- [Provided information]
Content starts
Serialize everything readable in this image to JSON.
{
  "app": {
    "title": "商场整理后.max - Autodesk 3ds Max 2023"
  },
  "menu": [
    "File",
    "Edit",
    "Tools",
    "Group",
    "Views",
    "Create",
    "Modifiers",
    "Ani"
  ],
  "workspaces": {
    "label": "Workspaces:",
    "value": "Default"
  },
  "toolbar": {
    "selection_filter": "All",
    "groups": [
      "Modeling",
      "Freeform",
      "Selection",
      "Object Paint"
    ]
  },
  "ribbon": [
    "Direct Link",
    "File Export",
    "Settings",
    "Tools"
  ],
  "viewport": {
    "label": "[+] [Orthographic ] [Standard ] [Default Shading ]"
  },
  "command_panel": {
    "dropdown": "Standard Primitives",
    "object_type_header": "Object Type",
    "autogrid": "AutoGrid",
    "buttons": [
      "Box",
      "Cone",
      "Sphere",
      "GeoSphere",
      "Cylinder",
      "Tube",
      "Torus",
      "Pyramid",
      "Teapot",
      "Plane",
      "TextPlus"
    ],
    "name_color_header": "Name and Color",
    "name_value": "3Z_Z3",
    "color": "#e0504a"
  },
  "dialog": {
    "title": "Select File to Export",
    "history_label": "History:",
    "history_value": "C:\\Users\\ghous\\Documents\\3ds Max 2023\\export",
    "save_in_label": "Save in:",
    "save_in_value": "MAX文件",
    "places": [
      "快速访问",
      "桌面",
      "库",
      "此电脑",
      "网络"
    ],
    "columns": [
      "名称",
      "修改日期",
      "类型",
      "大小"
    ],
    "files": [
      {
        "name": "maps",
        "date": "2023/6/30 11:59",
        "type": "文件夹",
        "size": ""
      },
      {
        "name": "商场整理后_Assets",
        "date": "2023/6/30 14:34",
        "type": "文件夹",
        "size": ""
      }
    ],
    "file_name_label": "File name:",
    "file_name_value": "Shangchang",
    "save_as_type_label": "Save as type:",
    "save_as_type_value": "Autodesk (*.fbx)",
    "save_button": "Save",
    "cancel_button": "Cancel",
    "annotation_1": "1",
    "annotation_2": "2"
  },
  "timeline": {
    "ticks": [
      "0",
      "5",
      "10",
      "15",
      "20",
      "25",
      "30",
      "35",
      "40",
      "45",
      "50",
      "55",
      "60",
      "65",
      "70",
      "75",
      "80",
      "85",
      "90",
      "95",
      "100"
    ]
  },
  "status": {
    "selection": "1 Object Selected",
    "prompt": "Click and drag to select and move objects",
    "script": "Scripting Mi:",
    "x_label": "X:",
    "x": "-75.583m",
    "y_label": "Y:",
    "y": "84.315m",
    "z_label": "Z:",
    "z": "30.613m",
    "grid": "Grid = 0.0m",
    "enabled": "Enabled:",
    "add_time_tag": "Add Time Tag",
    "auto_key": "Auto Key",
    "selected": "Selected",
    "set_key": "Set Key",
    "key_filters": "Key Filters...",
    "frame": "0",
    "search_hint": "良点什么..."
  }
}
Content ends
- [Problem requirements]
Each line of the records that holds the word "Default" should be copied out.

- [Task answer]
    "value": "Default"
    "label": "[+] [Orthographic ] [Standard ] [Default Shading ]"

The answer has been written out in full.